Using Light to Put a Mirror in the Dark: “Optomechanical Dark Mode”

In which I unpack a cryptic paper title and explain how quantum superposition lets you use light to keep things from interacting with light. ————- I joined AAAS a couple of years ago to get a break on the registration fee for their meeting, and I’ve kept up the membership mostly because I like having […]

The Inspiring Power of You’re Doing It Wrong

I’ve got a bunch of browser tabs open on my various computers that have been there for weeks, one of which is Alastair Reynolds on writing science fiction. This is mostly a response to a not-terribly-interesting complaint that the science fiction genre has been “exhausted,” but there was a bit in there that resonated with […]

Hobbits and Prime Ministers: The Physics of Doors

Over at Tor.com, Kate has begun a chapter-by-chapter re-read of The Hobbit, and has some thoughts on Chapter 1. It’s full of interesting commentary about characters and literary technique, but let’s get right to the important bit: Physics! Kate mentions in passing in the post that the Hobbit style round door with a knob in […]

Why Are Physics Classes Full of Old Stuff?

Everybody and their siblings have been linking to this Minute Physics video, an “open letter” to President Obama complaining about the way that most high school and even intro college physics classes don’t teach anything remotely modern: I’m not entirely sure where the date of 1865 comes from, but it’s true, the standard intro physics […]

Do the New Paper Dance

OK, it’s a paper I mentioned here before, when it went up on the arxiv, but the “Comments on Atomic, Molecular, and Optical Physics” article I wrote this summer is up on the Physica Scripta web site now, and for the next not-quite-thirty days it’s free to read and download: Searching for new physics through […]

Financiers Still Aren’t Rocket Scientists

Over at Slate, John Dickerson has a piece expressing amazement that “numbers guy” Mitt Romney was so badly misinformed about the election. While I’ll admit to a certain amount of schadenfreude about the general bafflement of the Romney campaign and the Republicans generally, this particular slant (which Dickerson isn’t the only one to take, just […]

Twilight of the Elites and the Rise of the Culture

In which I use my double license as a physicist and a science fiction fan to engage in some half-assed futurism spinning off Chris Hayes’s much-discussed book. ————- I don’t read a lot of political books, because I tend to find them frustrating. They’re usually surprisingly ephemeral, trying to spin Deep Meaning out of a […]

What’s FiveThirtyEight Good For?: The Inevitable Nate Silver Backlash

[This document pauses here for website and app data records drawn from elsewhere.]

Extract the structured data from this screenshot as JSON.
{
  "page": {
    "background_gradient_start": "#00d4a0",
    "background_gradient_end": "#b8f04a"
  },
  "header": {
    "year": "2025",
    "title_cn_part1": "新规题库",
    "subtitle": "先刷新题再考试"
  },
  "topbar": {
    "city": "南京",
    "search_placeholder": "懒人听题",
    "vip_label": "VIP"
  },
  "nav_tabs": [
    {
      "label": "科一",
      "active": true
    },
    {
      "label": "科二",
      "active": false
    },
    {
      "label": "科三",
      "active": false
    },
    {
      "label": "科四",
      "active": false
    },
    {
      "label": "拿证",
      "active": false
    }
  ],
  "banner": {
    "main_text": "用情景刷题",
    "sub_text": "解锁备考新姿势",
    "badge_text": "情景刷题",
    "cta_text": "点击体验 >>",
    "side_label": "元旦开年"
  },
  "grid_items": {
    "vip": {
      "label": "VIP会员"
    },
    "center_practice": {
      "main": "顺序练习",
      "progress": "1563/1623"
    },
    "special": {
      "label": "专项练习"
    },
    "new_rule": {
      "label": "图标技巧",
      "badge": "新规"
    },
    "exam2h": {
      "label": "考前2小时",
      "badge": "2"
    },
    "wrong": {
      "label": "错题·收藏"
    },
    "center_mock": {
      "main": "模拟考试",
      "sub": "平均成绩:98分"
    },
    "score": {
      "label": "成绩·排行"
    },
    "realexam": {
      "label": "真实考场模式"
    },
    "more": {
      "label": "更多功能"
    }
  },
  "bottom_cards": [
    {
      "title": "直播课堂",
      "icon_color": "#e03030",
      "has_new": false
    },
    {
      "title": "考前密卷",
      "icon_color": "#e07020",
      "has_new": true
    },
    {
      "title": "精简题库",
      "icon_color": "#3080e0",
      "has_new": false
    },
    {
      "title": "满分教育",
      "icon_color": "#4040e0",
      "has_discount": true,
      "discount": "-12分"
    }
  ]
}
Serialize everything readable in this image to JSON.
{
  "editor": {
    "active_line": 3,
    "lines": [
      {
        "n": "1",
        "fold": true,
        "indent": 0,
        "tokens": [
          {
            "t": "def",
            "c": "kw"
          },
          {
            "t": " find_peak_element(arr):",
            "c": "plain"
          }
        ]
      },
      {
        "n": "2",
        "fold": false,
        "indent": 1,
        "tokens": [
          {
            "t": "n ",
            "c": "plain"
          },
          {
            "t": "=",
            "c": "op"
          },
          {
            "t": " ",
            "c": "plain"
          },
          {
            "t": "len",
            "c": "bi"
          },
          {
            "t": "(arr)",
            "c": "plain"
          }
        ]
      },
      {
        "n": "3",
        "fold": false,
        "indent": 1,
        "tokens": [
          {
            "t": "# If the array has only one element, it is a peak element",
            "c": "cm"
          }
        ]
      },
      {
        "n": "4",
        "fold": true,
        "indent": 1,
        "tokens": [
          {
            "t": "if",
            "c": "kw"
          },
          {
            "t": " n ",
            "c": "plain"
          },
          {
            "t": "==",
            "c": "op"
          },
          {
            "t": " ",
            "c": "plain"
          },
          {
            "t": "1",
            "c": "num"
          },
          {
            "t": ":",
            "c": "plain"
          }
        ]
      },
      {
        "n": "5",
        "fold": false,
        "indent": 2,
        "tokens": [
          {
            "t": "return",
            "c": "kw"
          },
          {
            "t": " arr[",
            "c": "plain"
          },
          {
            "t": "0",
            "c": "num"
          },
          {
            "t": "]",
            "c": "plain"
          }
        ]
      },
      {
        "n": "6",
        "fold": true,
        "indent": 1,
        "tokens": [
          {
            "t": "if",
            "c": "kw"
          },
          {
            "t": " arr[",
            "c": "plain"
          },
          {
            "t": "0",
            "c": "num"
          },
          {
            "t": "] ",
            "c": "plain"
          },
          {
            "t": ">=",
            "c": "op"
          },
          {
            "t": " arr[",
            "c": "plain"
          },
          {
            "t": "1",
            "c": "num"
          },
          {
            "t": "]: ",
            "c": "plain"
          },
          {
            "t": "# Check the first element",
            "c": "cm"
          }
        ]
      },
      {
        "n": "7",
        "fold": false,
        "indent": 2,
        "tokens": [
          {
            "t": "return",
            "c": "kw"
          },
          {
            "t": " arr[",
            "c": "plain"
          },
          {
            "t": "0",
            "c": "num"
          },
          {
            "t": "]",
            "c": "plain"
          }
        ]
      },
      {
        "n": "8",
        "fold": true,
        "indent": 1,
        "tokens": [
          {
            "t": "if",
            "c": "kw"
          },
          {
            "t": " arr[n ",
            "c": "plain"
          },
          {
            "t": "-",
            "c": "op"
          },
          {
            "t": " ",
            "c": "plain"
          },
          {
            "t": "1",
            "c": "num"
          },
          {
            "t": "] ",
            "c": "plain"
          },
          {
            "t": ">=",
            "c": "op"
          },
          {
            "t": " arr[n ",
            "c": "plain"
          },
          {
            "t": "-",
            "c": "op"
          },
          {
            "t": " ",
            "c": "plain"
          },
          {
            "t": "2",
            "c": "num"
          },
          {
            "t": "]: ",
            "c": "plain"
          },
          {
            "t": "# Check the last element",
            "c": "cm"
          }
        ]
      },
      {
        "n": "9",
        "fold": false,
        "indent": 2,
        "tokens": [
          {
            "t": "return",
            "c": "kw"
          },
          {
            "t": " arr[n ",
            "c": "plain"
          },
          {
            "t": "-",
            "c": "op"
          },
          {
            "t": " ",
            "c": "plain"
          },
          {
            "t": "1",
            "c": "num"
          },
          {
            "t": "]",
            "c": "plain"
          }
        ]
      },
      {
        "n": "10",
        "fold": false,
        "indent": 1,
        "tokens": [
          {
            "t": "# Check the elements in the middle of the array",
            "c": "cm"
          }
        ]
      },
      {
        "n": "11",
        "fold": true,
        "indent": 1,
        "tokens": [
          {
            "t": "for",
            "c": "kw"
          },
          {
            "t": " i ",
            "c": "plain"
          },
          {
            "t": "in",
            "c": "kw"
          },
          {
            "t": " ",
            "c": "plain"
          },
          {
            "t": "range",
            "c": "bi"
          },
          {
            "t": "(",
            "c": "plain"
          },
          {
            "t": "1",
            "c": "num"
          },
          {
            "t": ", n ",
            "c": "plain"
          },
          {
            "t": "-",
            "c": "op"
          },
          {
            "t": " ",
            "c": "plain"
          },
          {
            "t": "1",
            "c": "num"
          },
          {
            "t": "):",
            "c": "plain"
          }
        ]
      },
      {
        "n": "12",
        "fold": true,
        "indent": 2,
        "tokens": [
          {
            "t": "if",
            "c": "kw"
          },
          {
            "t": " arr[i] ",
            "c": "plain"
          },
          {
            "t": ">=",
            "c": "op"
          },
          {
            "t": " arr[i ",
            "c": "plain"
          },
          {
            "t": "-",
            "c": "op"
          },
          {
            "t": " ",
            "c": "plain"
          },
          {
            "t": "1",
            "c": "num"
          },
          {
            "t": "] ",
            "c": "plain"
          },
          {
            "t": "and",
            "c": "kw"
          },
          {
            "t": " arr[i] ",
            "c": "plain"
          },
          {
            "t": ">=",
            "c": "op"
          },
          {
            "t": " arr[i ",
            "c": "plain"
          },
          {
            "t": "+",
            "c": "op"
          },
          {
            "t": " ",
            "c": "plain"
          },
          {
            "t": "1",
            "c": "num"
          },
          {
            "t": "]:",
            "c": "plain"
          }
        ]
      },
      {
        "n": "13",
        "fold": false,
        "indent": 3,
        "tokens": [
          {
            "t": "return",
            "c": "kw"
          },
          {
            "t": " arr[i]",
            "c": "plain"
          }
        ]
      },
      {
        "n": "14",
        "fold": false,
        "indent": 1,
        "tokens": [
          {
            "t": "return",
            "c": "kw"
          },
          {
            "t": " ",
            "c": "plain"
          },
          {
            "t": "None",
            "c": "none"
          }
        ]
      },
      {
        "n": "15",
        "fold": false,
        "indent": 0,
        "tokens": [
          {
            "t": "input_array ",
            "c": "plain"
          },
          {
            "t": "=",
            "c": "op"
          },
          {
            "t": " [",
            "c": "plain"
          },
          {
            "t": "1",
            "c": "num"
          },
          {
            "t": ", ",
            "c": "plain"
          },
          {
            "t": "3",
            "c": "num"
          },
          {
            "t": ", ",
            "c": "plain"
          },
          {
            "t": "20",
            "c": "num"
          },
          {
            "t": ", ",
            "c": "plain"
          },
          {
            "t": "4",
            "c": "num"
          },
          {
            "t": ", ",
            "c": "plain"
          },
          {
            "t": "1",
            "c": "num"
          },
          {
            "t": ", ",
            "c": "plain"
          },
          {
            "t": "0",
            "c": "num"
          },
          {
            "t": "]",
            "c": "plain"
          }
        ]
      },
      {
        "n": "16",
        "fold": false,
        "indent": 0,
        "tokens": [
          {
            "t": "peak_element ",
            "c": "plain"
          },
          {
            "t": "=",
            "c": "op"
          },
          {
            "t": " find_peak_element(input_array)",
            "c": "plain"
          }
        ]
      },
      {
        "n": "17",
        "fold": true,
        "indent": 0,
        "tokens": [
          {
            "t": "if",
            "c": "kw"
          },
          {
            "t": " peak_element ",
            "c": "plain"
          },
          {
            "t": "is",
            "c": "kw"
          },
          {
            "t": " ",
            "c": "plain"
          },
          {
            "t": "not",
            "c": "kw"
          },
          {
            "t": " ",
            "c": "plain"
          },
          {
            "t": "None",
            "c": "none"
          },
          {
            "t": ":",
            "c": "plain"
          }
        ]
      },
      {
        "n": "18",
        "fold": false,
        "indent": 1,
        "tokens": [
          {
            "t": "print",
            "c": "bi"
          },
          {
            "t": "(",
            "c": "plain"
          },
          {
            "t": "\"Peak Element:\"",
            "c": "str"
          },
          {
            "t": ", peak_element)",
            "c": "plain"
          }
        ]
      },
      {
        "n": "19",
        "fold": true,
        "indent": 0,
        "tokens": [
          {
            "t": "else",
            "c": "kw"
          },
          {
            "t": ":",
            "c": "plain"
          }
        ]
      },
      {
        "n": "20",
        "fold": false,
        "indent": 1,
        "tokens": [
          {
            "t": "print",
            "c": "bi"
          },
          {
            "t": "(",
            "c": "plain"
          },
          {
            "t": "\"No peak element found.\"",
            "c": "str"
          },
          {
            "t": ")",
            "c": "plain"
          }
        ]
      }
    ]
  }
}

Now that we’ve apparently elected Nate Silver the President of Science, this is some predictable grumbling about whether he’s been overhyped. If you’ve somehow missed the whole thing, Jennifer Ouellette offers an excellent summary of the FiveThirtyEight saga, with lots of links, but the Inigo Montoya summing up is that Silver runs a blog predicting […]